*** RECORD EXCERPTS Section Begins ***

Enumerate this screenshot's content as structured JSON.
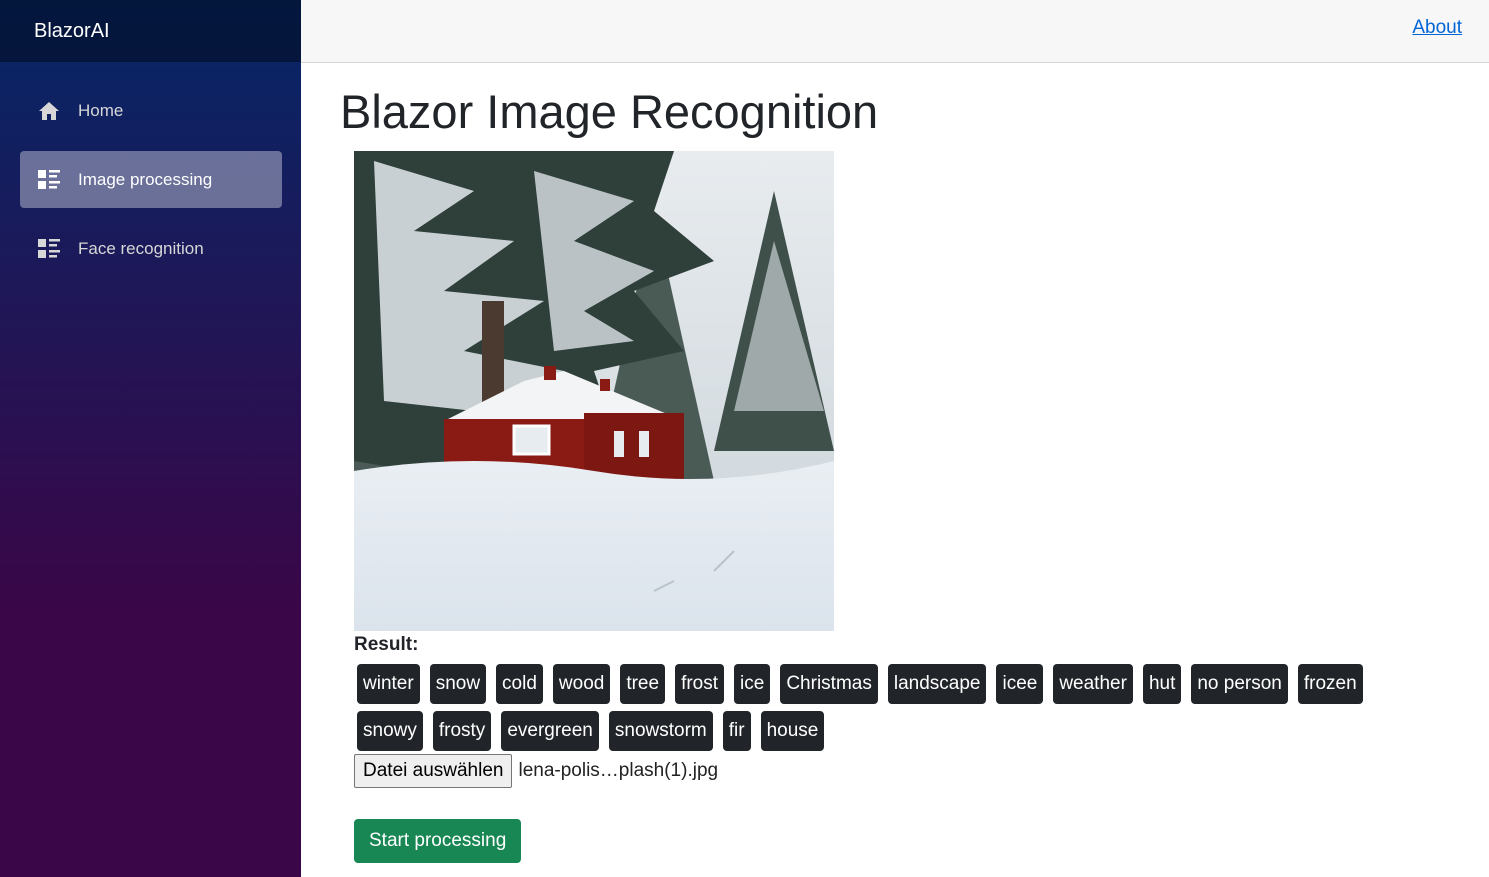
{
  "app": {
    "brand": "BlazorAI"
  },
  "sidebar": {
    "items": [
      {
        "label": "Home",
        "icon": "home-icon",
        "active": false
      },
      {
        "label": "Image processing",
        "icon": "list-rich-icon",
        "active": true
      },
      {
        "label": "Face recognition",
        "icon": "list-rich-icon",
        "active": false
      }
    ]
  },
  "topbar": {
    "about_link": "About"
  },
  "main": {
    "title": "Blazor Image Recognition",
    "result_label": "Result:",
    "tags": [
      "winter",
      "snow",
      "cold",
      "wood",
      "tree",
      "frost",
      "ice",
      "Christmas",
      "landscape",
      "icee",
      "weather",
      "hut",
      "no person",
      "frozen",
      "snowy",
      "frosty",
      "evergreen",
      "snowstorm",
      "fir",
      "house"
    ],
    "file_button": "Datei auswählen",
    "file_name": "lena-polis…plash(1).jpg",
    "start_button": "Start processing"
  },
  "colors": {
    "accent_green": "#198754",
    "tag_bg": "#212529",
    "link": "#0366d6"
  }
}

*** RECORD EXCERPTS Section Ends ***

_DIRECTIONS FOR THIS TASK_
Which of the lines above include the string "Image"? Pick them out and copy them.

_REPLY TO THE EXERCISE_
        "label": "Image processing",
    "title": "Blazor Image Recognition",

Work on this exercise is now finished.